In their SIGGRAPH paper they describe how this information can be used to develop an architectural footprint of a city or city area and compare Paris, Barcelona, Prague and London
Proceduralism is a video channel for procedural computer graphics on vimeo. Particle systems, procedural models, and visual effects achieved through custom scripts and software are showcased here, as are interesting visual results and examples of new ideas and technologies.
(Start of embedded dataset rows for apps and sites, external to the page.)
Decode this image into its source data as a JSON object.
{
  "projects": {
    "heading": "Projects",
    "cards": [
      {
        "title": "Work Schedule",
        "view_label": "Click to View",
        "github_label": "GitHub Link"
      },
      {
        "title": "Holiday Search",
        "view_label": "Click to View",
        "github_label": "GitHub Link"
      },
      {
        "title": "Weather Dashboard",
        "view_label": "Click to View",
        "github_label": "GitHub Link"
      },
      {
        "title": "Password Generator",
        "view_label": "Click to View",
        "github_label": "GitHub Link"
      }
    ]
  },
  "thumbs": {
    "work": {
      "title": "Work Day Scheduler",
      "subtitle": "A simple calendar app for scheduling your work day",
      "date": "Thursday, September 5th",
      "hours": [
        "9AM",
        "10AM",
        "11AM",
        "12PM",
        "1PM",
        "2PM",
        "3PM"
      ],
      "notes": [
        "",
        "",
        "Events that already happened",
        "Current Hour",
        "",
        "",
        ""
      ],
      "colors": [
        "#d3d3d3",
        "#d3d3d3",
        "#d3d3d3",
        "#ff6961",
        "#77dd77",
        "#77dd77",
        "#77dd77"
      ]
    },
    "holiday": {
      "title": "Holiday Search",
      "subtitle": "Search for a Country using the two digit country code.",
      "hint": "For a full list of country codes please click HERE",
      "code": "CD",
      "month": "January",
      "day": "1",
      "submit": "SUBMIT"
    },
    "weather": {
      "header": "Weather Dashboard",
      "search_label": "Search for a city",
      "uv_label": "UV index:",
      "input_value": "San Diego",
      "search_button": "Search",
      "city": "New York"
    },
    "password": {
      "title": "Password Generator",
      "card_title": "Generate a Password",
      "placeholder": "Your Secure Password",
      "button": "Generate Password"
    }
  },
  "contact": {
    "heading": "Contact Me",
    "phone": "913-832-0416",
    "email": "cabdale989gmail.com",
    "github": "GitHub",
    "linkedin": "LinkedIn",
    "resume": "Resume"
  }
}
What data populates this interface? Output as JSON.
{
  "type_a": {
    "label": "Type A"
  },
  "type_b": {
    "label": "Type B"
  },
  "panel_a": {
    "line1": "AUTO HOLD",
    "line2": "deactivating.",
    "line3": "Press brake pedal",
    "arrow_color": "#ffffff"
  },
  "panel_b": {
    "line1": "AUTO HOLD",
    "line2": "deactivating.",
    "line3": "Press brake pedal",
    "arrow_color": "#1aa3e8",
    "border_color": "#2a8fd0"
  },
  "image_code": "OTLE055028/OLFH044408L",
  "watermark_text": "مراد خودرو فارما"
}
The openSMILE feature extration tool enables you to extract large audio feature spaces in realtime. It combines features from Music Information Retrieval and Speech Processing. SMILE is an acronym for Speech & Music Interpretation by Large-space Extraction. It is written in C++ and is available as both a standalone commandline executable as well as a dynamic library. The main features of openSMILE are its capability of on-line incremental processing and its modularity. Feature extractor components can be freely interconnected to create new and custom features, all via a simple configuration file. New components can be added to openSMILE via an easy binary plugin interface and a comprehensive API.
Here’s the extensive feature list:
- Cross-platform (Windows, Linux, Mac)
- Fast and efficient incremental processing in real-time
- High modularity and reusability of components
- Plugin support
- Multi-threading support for parallel feature extraction
- Audio I/O:
- WAVE file reader/writer
- Sound recording and playback via PortAudio library.
- Acoustic echo cancellation for full duplex recording/playback in an open-microphone setting (via the Speex codec library)
- General audio signal processing:
- Windowing Functions (Hamming, Hann, Gauss, Sine, …)
- Fast-Fourier Transform
- Pre-emphasis filter
- Comb filter (available soon)
- FIR/IIR filter (available soon)
- Extraction of speech-related features:
- Signal energy
- Voice quality
- Line Spectral Pairs (LSP)
- Music-related features:
- Pitch classes (semitone spectrum)
- CHROMA and CENS features
- Weighted differential
- Moving average smoothing of feature contours
- Moving average mean subtraction and variance normalisation (e.g. for on-line cepstral mean subtraction)
- On-line histogram equalisation (used for noise robust speech recognition)
- Delta Regression coefficients of arbitrary order
- Means, Extremes
- Linear and quadratic regression
- DCT coefficients
- Popular feature file formats are supported:
- Fully HTK compatible MFCC, PLP, energy, and delta regression coefficient computation
- Fast: 27k features can be extracted with an RTF of 0.08